TASK ITEM:
Answer with one number only: the count of lines below that hold the word "image".

--- DATA FOR REVIEW ---

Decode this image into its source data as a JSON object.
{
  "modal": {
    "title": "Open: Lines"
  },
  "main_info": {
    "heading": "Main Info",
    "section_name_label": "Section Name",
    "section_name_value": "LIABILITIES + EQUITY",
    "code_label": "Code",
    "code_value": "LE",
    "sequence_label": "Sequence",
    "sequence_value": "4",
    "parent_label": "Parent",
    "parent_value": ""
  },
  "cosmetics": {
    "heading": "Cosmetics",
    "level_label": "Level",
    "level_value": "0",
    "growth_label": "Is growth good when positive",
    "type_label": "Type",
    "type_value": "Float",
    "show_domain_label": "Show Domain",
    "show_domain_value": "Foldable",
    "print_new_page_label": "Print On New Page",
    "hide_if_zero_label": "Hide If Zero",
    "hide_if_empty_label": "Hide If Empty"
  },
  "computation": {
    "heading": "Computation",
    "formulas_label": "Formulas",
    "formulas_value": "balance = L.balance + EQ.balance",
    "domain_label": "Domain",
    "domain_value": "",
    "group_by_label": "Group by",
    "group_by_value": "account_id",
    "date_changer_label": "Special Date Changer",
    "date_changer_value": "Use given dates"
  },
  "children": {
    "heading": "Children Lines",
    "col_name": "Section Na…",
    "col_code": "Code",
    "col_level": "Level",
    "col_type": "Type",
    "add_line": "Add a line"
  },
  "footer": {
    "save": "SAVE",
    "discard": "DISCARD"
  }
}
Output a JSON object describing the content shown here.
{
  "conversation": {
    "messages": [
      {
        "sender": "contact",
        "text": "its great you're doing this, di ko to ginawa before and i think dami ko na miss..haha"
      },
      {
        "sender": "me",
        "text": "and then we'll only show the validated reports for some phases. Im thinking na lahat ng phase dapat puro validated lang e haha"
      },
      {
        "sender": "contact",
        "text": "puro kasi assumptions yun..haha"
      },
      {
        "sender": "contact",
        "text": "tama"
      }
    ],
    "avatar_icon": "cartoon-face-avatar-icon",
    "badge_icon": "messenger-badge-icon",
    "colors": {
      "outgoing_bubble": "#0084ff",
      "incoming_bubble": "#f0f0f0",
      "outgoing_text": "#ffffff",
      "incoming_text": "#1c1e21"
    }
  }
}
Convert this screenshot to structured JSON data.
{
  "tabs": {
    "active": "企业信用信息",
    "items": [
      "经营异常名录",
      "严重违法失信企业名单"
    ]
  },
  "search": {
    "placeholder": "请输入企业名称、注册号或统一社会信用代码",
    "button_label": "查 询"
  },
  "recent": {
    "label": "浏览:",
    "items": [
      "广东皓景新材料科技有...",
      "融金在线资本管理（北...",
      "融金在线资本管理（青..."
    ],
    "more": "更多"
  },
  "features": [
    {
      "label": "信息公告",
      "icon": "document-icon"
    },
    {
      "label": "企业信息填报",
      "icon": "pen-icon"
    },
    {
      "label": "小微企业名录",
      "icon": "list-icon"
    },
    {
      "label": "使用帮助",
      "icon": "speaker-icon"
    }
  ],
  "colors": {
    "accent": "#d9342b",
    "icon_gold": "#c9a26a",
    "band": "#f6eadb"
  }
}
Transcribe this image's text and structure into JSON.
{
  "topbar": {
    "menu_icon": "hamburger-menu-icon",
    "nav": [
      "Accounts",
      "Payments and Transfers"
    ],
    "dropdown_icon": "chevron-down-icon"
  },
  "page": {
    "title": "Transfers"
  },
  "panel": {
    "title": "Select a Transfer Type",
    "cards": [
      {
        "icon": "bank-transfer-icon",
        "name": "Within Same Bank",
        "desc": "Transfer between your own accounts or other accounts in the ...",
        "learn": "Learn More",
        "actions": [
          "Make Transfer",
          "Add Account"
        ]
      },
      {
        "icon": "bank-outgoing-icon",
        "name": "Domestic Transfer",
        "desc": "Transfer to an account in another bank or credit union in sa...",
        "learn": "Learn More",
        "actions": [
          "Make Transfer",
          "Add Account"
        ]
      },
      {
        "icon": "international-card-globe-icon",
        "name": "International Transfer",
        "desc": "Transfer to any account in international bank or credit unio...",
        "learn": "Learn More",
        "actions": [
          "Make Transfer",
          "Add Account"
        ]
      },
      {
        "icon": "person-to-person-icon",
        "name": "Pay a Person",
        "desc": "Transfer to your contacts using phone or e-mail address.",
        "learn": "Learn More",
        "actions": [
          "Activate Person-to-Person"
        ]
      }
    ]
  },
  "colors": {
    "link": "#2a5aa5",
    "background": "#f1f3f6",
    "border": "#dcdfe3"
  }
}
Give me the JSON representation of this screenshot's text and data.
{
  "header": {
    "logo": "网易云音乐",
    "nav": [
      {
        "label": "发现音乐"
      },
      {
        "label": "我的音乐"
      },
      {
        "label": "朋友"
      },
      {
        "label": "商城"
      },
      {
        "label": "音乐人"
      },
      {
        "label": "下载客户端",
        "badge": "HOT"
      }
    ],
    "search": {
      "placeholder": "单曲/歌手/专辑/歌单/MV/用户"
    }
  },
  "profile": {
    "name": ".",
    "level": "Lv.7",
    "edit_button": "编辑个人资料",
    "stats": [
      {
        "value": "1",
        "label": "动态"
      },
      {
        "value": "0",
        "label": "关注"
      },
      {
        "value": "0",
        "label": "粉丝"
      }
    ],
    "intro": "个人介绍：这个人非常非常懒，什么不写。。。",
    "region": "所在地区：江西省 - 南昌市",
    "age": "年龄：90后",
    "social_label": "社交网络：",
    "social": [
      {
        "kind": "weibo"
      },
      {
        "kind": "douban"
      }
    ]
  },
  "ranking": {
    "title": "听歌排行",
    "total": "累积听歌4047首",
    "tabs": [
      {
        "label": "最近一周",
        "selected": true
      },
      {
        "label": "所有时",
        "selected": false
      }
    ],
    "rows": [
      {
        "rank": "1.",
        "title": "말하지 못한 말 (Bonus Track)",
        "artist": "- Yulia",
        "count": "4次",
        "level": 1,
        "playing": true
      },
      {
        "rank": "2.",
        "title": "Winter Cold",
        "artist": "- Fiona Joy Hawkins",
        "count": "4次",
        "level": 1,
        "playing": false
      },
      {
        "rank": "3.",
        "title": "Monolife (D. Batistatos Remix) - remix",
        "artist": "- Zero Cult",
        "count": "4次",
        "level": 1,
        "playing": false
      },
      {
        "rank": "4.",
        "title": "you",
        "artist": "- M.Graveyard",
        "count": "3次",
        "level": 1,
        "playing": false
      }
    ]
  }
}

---

RESPONSE TO THE EXERCISE:
2